(App and web page records)

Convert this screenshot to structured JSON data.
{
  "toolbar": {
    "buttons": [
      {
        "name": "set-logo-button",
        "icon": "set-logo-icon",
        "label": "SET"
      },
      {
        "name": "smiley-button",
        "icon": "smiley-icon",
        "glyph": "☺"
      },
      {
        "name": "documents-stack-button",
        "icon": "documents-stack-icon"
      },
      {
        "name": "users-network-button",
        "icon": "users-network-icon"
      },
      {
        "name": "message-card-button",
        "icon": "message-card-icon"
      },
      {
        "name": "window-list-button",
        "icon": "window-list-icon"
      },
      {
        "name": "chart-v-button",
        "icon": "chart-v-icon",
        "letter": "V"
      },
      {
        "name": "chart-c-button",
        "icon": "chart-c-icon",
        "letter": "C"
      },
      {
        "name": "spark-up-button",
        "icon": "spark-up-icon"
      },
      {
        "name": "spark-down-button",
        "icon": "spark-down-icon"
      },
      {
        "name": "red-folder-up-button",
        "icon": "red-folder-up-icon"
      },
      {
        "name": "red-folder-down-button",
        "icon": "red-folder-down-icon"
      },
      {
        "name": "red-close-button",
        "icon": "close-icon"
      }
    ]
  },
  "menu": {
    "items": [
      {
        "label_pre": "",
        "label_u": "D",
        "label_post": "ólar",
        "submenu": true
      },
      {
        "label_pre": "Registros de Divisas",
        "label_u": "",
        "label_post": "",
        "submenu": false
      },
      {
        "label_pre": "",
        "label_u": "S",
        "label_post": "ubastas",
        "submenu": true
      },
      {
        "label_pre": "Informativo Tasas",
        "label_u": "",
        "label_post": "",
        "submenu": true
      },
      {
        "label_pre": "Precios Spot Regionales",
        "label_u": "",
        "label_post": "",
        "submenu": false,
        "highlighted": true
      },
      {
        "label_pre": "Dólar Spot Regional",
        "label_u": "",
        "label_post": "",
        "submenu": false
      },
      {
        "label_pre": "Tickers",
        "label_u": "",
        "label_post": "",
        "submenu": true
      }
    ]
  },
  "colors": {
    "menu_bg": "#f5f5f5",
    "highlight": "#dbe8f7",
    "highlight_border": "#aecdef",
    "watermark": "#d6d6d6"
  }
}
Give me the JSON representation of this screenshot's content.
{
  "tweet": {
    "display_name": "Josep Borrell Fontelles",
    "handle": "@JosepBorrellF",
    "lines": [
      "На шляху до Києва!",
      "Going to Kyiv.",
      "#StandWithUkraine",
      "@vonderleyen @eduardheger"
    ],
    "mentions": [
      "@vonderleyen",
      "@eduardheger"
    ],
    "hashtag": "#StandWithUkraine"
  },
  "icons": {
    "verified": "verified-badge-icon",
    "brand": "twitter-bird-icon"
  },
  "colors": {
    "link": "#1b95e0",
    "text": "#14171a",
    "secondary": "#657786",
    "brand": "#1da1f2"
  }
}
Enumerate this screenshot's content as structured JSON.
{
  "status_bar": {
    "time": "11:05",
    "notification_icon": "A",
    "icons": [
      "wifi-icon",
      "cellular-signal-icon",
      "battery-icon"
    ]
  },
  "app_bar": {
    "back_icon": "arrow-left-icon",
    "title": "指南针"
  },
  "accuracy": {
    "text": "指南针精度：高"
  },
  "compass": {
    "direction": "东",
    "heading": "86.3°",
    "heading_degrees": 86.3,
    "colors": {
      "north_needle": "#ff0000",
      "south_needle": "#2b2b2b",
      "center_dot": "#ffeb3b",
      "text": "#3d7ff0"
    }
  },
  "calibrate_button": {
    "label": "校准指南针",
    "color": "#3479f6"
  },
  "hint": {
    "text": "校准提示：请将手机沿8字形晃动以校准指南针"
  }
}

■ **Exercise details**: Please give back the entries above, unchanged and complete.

■ **Solution to this exercise**:
Convert this screenshot to structured JSON data.
{
  "toolbar": {
    "buttons": [
      {
        "name": "set-logo-button",
        "icon": "set-logo-icon",
        "label": "SET"
      },
      {
        "name": "smiley-button",
        "icon": "smiley-icon",
        "glyph": "☺"
      },
      {
        "name": "documents-stack-button",
        "icon": "documents-stack-icon"
      },
      {
        "name": "users-network-button",
        "icon": "users-network-icon"
      },
      {
        "name": "message-card-button",
        "icon": "message-card-icon"
      },
      {
        "name": "window-list-button",
        "icon": "window-list-icon"
      },
      {
        "name": "chart-v-button",
        "icon": "chart-v-icon",
        "letter": "V"
      },
      {
        "name": "chart-c-button",
        "icon": "chart-c-icon",
        "letter": "C"
      },
      {
        "name": "spark-up-button",
        "icon": "spark-up-icon"
      },
      {
        "name": "spark-down-button",
        "icon": "spark-down-icon"
      },
      {
        "name": "red-folder-up-button",
        "icon": "red-folder-up-icon"
      },
      {
        "name": "red-folder-down-button",
        "icon": "red-folder-down-icon"
      },
      {
        "name": "red-close-button",
        "icon": "close-icon"
      }
    ]
  },
  "menu": {
    "items": [
      {
        "label_pre": "",
        "label_u": "D",
        "label_post": "ólar",
        "submenu": true
      },
      {
        "label_pre": "Registros de Divisas",
        "label_u": "",
        "label_post": "",
        "submenu": false
      },
      {
        "label_pre": "",
        "label_u": "S",
        "label_post": "ubastas",
        "submenu": true
      },
      {
        "label_pre": "Informativo Tasas",
        "label_u": "",
        "label_post": "",
        "submenu": true
      },
      {
        "label_pre": "Precios Spot Regionales",
        "label_u": "",
        "label_post": "",
        "submenu": false,
        "highlighted": true
      },
      {
        "label_pre": "Dólar Spot Regional",
        "label_u": "",
        "label_post": "",
        "submenu": false
      },
      {
        "label_pre": "Tickers",
        "label_u": "",
        "label_post": "",
        "submenu": true
      }
    ]
  },
  "colors": {
    "menu_bg": "#f5f5f5",
    "highlight": "#dbe8f7",
    "highlight_border": "#aecdef",
    "watermark": "#d6d6d6"
  }
}
Give me the JSON representation of this screenshot's content.
{
  "tweet": {
    "display_name": "Josep Borrell Fontelles",
    "handle": "@JosepBorrellF",
    "lines": [
      "На шляху до Києва!",
      "Going to Kyiv.",
      "#StandWithUkraine",
      "@vonderleyen @eduardheger"
    ],
    "mentions": [
      "@vonderleyen",
      "@eduardheger"
    ],
    "hashtag": "#StandWithUkraine"
  },
  "icons": {
    "verified": "verified-badge-icon",
    "brand": "twitter-bird-icon"
  },
  "colors": {
    "link": "#1b95e0",
    "text": "#14171a",
    "secondary": "#657786",
    "brand": "#1da1f2"
  }
}
Enumerate this screenshot's content as structured JSON.
{
  "status_bar": {
    "time": "11:05",
    "notification_icon": "A",
    "icons": [
      "wifi-icon",
      "cellular-signal-icon",
      "battery-icon"
    ]
  },
  "app_bar": {
    "back_icon": "arrow-left-icon",
    "title": "指南针"
  },
  "accuracy": {
    "text": "指南针精度：高"
  },
  "compass": {
    "direction": "东",
    "heading": "86.3°",
    "heading_degrees": 86.3,
    "colors": {
      "north_needle": "#ff0000",
      "south_needle": "#2b2b2b",
      "center_dot": "#ffeb3b",
      "text": "#3d7ff0"
    }
  },
  "calibrate_button": {
    "label": "校准指南针",
    "color": "#3479f6"
  },
  "hint": {
    "text": "校准提示：请将手机沿8字形晃动以校准指南针"
  }
}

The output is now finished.